[Data entries]

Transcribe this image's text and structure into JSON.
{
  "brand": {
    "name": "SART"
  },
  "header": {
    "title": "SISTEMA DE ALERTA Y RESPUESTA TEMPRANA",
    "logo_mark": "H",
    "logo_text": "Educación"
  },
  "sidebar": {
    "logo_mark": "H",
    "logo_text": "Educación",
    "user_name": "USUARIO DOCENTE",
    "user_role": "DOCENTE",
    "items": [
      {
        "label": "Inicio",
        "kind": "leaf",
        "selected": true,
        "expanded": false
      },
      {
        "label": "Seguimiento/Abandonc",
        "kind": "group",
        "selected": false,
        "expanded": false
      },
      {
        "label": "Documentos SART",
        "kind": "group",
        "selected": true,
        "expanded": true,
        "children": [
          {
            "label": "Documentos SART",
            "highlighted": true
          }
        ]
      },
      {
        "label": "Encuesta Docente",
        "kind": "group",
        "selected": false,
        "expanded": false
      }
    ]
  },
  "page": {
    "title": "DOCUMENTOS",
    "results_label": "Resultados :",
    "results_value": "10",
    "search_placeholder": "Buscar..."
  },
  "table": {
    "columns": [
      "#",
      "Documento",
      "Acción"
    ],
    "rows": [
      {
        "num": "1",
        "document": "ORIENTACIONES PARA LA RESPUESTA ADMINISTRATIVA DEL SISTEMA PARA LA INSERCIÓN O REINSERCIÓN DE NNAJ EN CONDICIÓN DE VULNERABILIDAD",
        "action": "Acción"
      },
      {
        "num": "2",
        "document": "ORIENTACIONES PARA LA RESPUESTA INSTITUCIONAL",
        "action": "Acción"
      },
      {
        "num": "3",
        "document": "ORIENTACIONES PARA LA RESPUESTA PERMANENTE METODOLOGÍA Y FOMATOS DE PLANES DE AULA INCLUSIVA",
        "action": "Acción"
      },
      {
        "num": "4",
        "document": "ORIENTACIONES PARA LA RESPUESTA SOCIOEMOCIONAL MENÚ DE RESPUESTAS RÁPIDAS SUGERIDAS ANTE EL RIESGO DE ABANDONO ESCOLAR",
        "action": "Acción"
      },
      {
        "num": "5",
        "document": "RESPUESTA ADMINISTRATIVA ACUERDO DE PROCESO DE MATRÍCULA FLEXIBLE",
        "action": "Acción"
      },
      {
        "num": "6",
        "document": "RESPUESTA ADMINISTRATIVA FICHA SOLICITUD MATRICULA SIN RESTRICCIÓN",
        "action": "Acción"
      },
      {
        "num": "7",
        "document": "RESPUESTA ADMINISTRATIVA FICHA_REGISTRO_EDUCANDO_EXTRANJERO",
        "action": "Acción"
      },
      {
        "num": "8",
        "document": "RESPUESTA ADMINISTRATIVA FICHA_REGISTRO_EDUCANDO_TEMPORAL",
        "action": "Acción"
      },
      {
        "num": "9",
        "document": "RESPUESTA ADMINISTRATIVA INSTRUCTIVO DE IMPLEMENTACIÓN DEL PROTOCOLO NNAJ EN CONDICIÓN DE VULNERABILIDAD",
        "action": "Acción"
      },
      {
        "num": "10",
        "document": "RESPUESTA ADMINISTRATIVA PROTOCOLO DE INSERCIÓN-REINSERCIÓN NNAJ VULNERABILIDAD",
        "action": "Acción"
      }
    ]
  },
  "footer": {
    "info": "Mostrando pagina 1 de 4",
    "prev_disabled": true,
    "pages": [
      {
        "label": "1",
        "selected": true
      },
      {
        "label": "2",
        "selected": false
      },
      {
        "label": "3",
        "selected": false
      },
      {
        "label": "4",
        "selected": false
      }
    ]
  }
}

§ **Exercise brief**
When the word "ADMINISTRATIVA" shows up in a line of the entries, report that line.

§ **Answer box**
        "document": "ORIENTACIONES PARA LA RESPUESTA ADMINISTRATIVA DEL SISTEMA PARA LA INSERCIÓN O REINSERCIÓN DE NNAJ EN CONDICIÓN DE VULNERABILIDAD",
        "document": "RESPUESTA ADMINISTRATIVA ACUERDO DE PROCESO DE MATRÍCULA FLEXIBLE",
        "document": "RESPUESTA ADMINISTRATIVA FICHA SOLICITUD MATRICULA SIN RESTRICCIÓN",
        "document": "RESPUESTA ADMINISTRATIVA FICHA_REGISTRO_EDUCANDO_EXTRANJERO",
        "document": "RESPUESTA ADMINISTRATIVA FICHA_REGISTRO_EDUCANDO_TEMPORAL",
        "document": "RESPUESTA ADMINISTRATIVA INSTRUCTIVO DE IMPLEMENTACIÓN DEL PROTOCOLO NNAJ EN CONDICIÓN DE VULNERABILIDAD",
        "document": "RESPUESTA ADMINISTRATIVA PROTOCOLO DE INSERCIÓN-REINSERCIÓN NNAJ VULNERABILIDAD",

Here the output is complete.